5. Burnham is pressing for some type of Caribbean grouping and envisions himself as a likely leader of whatever might emerge. Also, he has entertained the possibility of putting together some form of unitary state with Barbados or Antigua, or one or several of the smaller islands. (Burnham told the U.S. Ambassador on July 4th that Grenada and St. Lucia had recently expressed an interest in merging with Guyana.) This plan might prove workable, but again there is no assurance that anything will materialize within the next two to three years. Arrangements of this nature, obviously, cannot be unduly pushed; but they should certainly be discreetly encouraged where possible.
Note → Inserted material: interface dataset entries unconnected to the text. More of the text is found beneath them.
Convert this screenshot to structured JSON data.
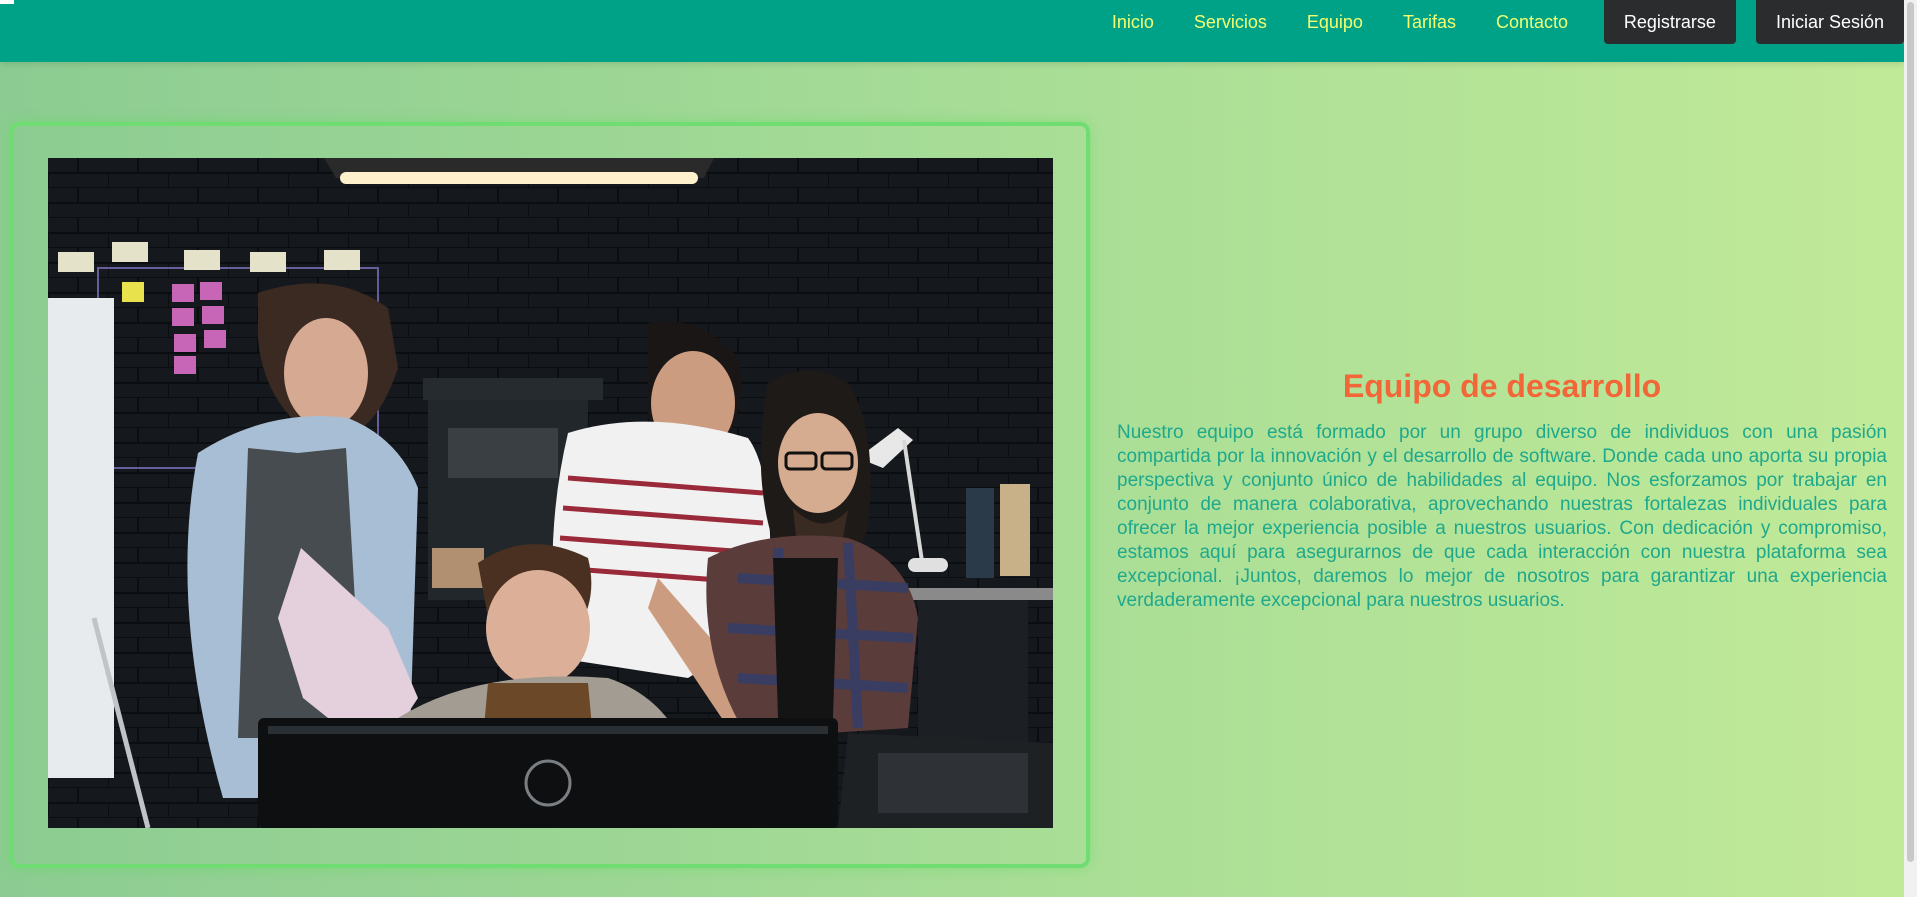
{
  "nav": {
    "links": [
      "Inicio",
      "Servicios",
      "Equipo",
      "Tarifas",
      "Contacto"
    ],
    "register_label": "Registrarse",
    "login_label": "Iniciar Sesión"
  },
  "section": {
    "title": "Equipo de desarrollo",
    "paragraph": "Nuestro equipo está formado por un grupo diverso de individuos con una pasión compartida por la innovación y el desarrollo de software. Donde cada uno aporta su propia perspectiva y conjunto único de habilidades al equipo. Nos esforzamos por trabajar en conjunto de manera colaborativa, aprovechando nuestras fortalezas individuales para ofrecer la mejor experiencia posible a nuestros usuarios. Con dedicación y compromiso, estamos aquí para asegurarnos de que cada interacción con nuestra plataforma sea excepcional. ¡Juntos, daremos lo mejor de nosotros para garantizar una experiencia verdaderamente excepcional para nuestros usuarios."
  },
  "colors": {
    "navbar": "#00a287",
    "nav_link": "#f3ff70",
    "button": "#2b2c2e",
    "title": "#f26638",
    "text": "#1ea88c",
    "frame_border": "#6fdd72"
  }
}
6. Best estimates available indicate that the domestic non-East Indian voting population in 1968–69 will still exceed the East Indian electorate by five to eight thousand. No provision is made in these estimates for new immigrants. Absentee voters probably number between ten and fifteen thousand, with the non-East Indian in the majority. Balanced against this apparent margin in favor of the government, is the fact that the government could easily lose the votes of as many as ten thousand of its nominal supporters. They would be the dissatisfied and the disgruntled who might well refuse to go to the polls or in some cases conceivably even vote for the PPP. Facing a contest such as this, a man as astute as Burnham, will probably want to enter the game with at least a few extra aces. (In 1964 the PPP received 109,000 votes; the coalition parties a total of 126,000; the total vote was 238,530 out of 247,495 registered, the projected registration in 1968–69 is estimated at 284,387.)
7. Burnham is not considering calling an election before 1968, and apparently there is no great advantage in doing so. Prior to that time, he will not be able to demonstrate major accomplishments, such as substantially reducing unemployment, etc. In short, he can probably afford to give Jagan a few more votes conceivably by virtue of the greater numbers of East Indians who will have arrived at the voting age by 1968, in the hope that by waiting, he, Burnham can not only better satisfy his own supporters but hopefully wean away a few of the East Indian voters.
8. Burnham has confided to close colleagues that he intends to remain in power indefinitely—if at all possible by constitutional means. However, if necessary, he is prepared to employ unorthodox methods to achieve his aims. In these circumstances, probably the best that can be hoped for at this time, is that he might respond to guideline and thus take the most effective and least objectionable course to attain his goals.